**AIM OF THE EXERCISE**
Give back all of the data exactly.

**Excerpts from an interface dataset**
───
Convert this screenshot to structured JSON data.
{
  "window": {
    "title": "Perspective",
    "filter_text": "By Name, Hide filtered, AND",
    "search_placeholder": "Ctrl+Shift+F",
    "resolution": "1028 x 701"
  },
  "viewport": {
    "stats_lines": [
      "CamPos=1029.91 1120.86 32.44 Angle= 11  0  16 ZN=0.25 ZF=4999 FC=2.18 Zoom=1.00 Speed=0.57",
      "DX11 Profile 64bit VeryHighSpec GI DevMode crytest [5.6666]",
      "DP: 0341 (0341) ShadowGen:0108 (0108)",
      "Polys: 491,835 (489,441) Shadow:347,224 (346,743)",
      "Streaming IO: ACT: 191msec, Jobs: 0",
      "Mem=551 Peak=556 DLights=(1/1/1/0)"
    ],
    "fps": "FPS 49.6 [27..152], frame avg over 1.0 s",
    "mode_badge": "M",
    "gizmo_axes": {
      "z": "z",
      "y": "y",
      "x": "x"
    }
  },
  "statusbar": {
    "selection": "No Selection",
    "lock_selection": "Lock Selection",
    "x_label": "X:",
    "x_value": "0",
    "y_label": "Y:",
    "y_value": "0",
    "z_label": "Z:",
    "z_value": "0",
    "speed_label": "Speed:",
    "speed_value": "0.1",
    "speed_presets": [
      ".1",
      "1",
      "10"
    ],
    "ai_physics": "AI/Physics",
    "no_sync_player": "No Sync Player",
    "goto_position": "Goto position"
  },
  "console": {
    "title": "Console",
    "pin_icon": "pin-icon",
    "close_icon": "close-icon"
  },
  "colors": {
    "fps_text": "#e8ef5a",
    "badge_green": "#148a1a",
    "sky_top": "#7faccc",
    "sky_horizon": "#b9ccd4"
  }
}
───
**RESULT**
Convert this screenshot to structured JSON data.
{
  "window": {
    "title": "Perspective",
    "filter_text": "By Name, Hide filtered, AND",
    "search_placeholder": "Ctrl+Shift+F",
    "resolution": "1028 x 701"
  },
  "viewport": {
    "stats_lines": [
      "CamPos=1029.91 1120.86 32.44 Angle= 11  0  16 ZN=0.25 ZF=4999 FC=2.18 Zoom=1.00 Speed=0.57",
      "DX11 Profile 64bit VeryHighSpec GI DevMode crytest [5.6666]",
      "DP: 0341 (0341) ShadowGen:0108 (0108)",
      "Polys: 491,835 (489,441) Shadow:347,224 (346,743)",
      "Streaming IO: ACT: 191msec, Jobs: 0",
      "Mem=551 Peak=556 DLights=(1/1/1/0)"
    ],
    "fps": "FPS 49.6 [27..152], frame avg over 1.0 s",
    "mode_badge": "M",
    "gizmo_axes": {
      "z": "z",
      "y": "y",
      "x": "x"
    }
  },
  "statusbar": {
    "selection": "No Selection",
    "lock_selection": "Lock Selection",
    "x_label": "X:",
    "x_value": "0",
    "y_label": "Y:",
    "y_value": "0",
    "z_label": "Z:",
    "z_value": "0",
    "speed_label": "Speed:",
    "speed_value": "0.1",
    "speed_presets": [
      ".1",
      "1",
      "10"
    ],
    "ai_physics": "AI/Physics",
    "no_sync_player": "No Sync Player",
    "goto_position": "Goto position"
  },
  "console": {
    "title": "Console",
    "pin_icon": "pin-icon",
    "close_icon": "close-icon"
  },
  "colors": {
    "fps_text": "#e8ef5a",
    "badge_green": "#148a1a",
    "sky_top": "#7faccc",
    "sky_horizon": "#b9ccd4"
  }
}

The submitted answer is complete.